When standing up for your principles has caused you to be $10,000 in debt and without a job, it sounds like time to back down and give up. But for Samuel Masih it was the start of a journey of commitment to helping poor people.
In 1986 Samuel took the decision to leave the craft organisation that he worked for, as he believed its producers were not being treated as fairly as he would like. Financially, this move cost him dearly, as he had to inherit some of the debts from his employer. Undeterred, he took his first steps into an alternative way of trading with local craftspeople around his hometown of Moradabad, northern India. From the beginning he was determined to ensure that artisans would be provided with the best rates available and with the support to enable them to be freed from the grip of exploitation.
The journey has been long and hard. Of those early days Samuel says, ‘My wife is a teacher and during those years I even paid salaries to my workers from her savings. They were hard days, but I never lost my hope and trust in God.’
With Samuel’s resourcefulness and God’s blessing, the business has prospered: it now directly employs 40 people and buys goods from more than 250 other craftspeople. And it is more than just fair wages. Noah's Ark provides education classes for 50 local children who do not have the opportunity to go to school. Each worker is given provision for school expenses, loans for house repairs and healthcare insurance. A social worker is also employed to support the wider needs of the employees and their families and communities.

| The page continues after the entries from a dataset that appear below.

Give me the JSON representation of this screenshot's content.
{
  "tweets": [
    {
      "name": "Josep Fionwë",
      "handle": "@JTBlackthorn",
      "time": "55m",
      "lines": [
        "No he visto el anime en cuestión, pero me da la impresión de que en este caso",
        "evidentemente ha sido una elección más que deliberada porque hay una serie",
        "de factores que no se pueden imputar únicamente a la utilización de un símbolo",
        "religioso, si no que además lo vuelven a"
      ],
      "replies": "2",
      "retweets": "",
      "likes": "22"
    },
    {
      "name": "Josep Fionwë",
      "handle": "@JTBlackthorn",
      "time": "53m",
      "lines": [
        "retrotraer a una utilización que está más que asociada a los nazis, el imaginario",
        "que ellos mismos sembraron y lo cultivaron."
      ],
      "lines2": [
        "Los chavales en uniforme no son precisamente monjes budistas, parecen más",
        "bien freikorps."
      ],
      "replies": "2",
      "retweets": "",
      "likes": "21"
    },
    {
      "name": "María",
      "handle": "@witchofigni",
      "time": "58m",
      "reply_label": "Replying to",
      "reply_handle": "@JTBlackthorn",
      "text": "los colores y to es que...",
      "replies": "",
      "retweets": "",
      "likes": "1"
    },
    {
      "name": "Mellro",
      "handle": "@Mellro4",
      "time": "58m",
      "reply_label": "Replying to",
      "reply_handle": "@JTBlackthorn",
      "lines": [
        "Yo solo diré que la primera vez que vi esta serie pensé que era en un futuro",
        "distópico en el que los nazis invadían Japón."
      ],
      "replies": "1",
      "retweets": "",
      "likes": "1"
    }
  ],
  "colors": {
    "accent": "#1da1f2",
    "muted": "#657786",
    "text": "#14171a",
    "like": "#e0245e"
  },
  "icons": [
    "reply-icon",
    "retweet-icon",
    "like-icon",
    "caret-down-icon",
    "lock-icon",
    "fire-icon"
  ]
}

By Samuel’s own admission, the journey remains a tough one, but he says, ‘Everyone has problems in life and business, but I know that we have overcome every problem only through faith and prayers. I enjoy what I do, showing what it means to work as a Christian. It makes a difference.’